In case you do not understand how important Engineering Geology is to Geotechnical Engineering, take a few minutes to demonstrate to yourself how challenging is the job of subsurface characterization. To start the demonstration, put your hands together in front of your face, palms outward and separated by a pencil-wide gap. Pretend that the gap is the lens of a “slit camera.” Peer through the gap and take half a dozen random mental “slit photographs” of your surroundings. Now e-mail those shots to a colleague across the world (or even next door) and ask him/her to reconstruct your surroundings from the images. Impossible? Well, we Engineering Geologists and Geotechnical Engineers alike, do the seemingly impossible every day when we characterize unseen volumes of the subsurface on the basis of a few borings or outcrop maps! Compare the difficulty of our job to that of the Structural Engineer: we work with limited data collected from large volumes of subsurface materials that have spatially-varying and widely-ranging properties. But, the Structural works with buildings with largely predictable behaviors, constructed of well-understood manmade materials. Is it any wonder that we Geos have to envelope our uncertainty with generous factors of safety?
Engineering Geologists and Geological Engineers are trained to both perform challenging site characterizations and understand how imperfect the geological models are. Regrettably, many Geotechnical Engineers no longer know enough geology to fully appreciate the latter.

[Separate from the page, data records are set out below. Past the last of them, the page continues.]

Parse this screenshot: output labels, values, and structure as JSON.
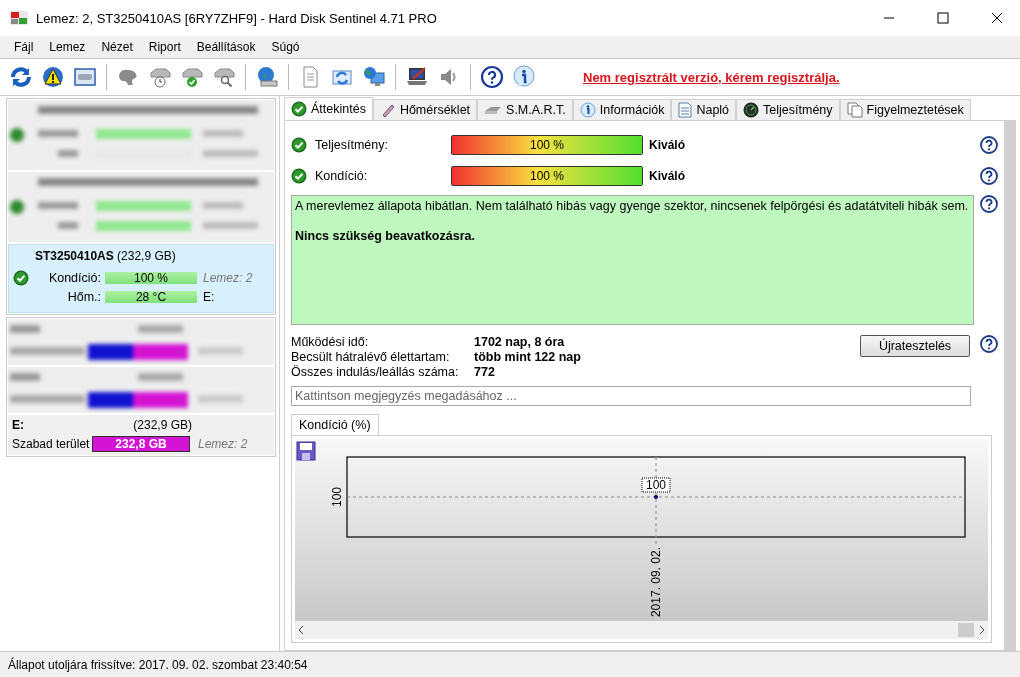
{
  "window": {
    "title": "Lemez: 2, ST3250410AS [6RY7ZHF9]  -  Hard Disk Sentinel 4.71 PRO"
  },
  "menu": [
    "Fájl",
    "Lemez",
    "Nézet",
    "Riport",
    "Beállítások",
    "Súgó"
  ],
  "register_link": "Nem regisztrált verzió, kérem regisztrálja.",
  "disks": [
    {
      "kind": "blurred"
    },
    {
      "kind": "blurred"
    },
    {
      "kind": "disk",
      "ok": true,
      "selected": true,
      "name": "ST3250410AS",
      "size": "(232,9 GB)",
      "rows": [
        {
          "label": "Kondíció:",
          "value": "100 %",
          "level": 1,
          "note": "Lemez: 2",
          "note_italic": true
        },
        {
          "label": "Hőm.:",
          "value": "28 °C",
          "level": 1,
          "note": "E:",
          "note_italic": false
        }
      ]
    }
  ],
  "volumes": [
    {
      "kind": "blurred"
    },
    {
      "kind": "blurred"
    },
    {
      "kind": "volume",
      "name": "E:",
      "size": "(232,9 GB)",
      "label": "Szabad terület",
      "value": "232,8 GB",
      "level": 1,
      "note": "Lemez: 2"
    }
  ],
  "tabs": [
    {
      "label": "Áttekintés",
      "selected": true
    },
    {
      "label": "Hőmérséklet",
      "selected": false
    },
    {
      "label": "S.M.A.R.T.",
      "selected": false
    },
    {
      "label": "Információk",
      "selected": false
    },
    {
      "label": "Napló",
      "selected": false
    },
    {
      "label": "Teljesítmény",
      "selected": false
    },
    {
      "label": "Figyelmeztetések",
      "selected": false
    }
  ],
  "meters": [
    {
      "label": "Teljesítmény:",
      "value": "100 %",
      "level": 1,
      "rating": "Kiváló"
    },
    {
      "label": "Kondíció:",
      "value": "100 %",
      "level": 1,
      "rating": "Kiváló"
    }
  ],
  "summary": {
    "text": "A merevlemez állapota hibátlan. Nem található hibás vagy gyenge szektor, nincsenek felpörgési és adatátviteli hibák sem.",
    "conclusion": "Nincs szükség beavatkozásra."
  },
  "stats": [
    {
      "label": "Működési idő:",
      "value": "1702 nap, 8 óra"
    },
    {
      "label": "Becsült hátralévő élettartam:",
      "value": "több mint 122 nap"
    },
    {
      "label": "Összes indulás/leállás száma:",
      "value": "772"
    }
  ],
  "retest_button": "Újratesztelés",
  "note_field": {
    "placeholder": "Kattintson megjegyzés megadásához ..."
  },
  "chart_tab": "Kondíció  (%)",
  "chart": {
    "y_tick": "100",
    "x_label": "2017. 09. 02.",
    "point_label": "100"
  },
  "status_bar": "Állapot utoljára frissítve: 2017. 09. 02. szombat 23:40:54"
}
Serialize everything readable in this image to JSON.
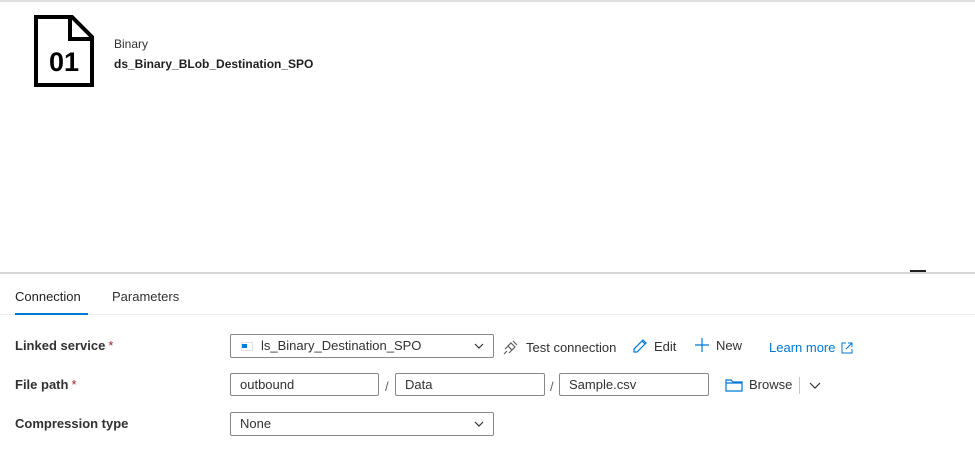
{
  "dataset": {
    "type_label": "Binary",
    "name": "ds_Binary_BLob_Destination_SPO",
    "icon": "binary-file-icon",
    "icon_text": "01"
  },
  "tabs": [
    {
      "label": "Connection",
      "active": true
    },
    {
      "label": "Parameters",
      "active": false
    }
  ],
  "linked_service": {
    "label": "Linked service",
    "required": "*",
    "value": "ls_Binary_Destination_SPO",
    "test_connection": "Test connection",
    "edit": "Edit",
    "new": "New",
    "learn_more": "Learn more"
  },
  "file_path": {
    "label": "File path",
    "required": "*",
    "container": "outbound",
    "directory": "Data",
    "file": "Sample.csv",
    "separator": "/",
    "browse": "Browse"
  },
  "compression": {
    "label": "Compression type",
    "value": "None"
  },
  "colors": {
    "accent": "#0078d4",
    "required": "#a4262c"
  }
}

Given my unusually broad background in the Applied Earth Sciences, I would rather that the once relatively simple linear-phase sequence between geology and engineering had not split into so many specializations, many of which seem remote from geology, although intimate with computer science. Accordingly, I believe that we all benefit from the role and umbrella of the Geo-Institute of the ASCE, embracing the breadth of geotechnical engineering and its allied fields. We could further acknowledge our vital need for Engineering Geologists and Geological Engineers (and Rock Engineers, Engineering Geophysicists, Hydrogeologists, etc.) by referring to our practice disciplines as being part of GeoEngineering (although, to my ears, the expression “GeoEngineering” sounds abrupt compared to the pleasing cadence of “Applied Earth Sciences”). Still, “GeoEngineering” nicely juxtaposes Geology and Engineering and neatly shortcuts the complex, 3D network of specialist offshoots that now exist between the simple linear phase sequence that once connected Engineering and Geology.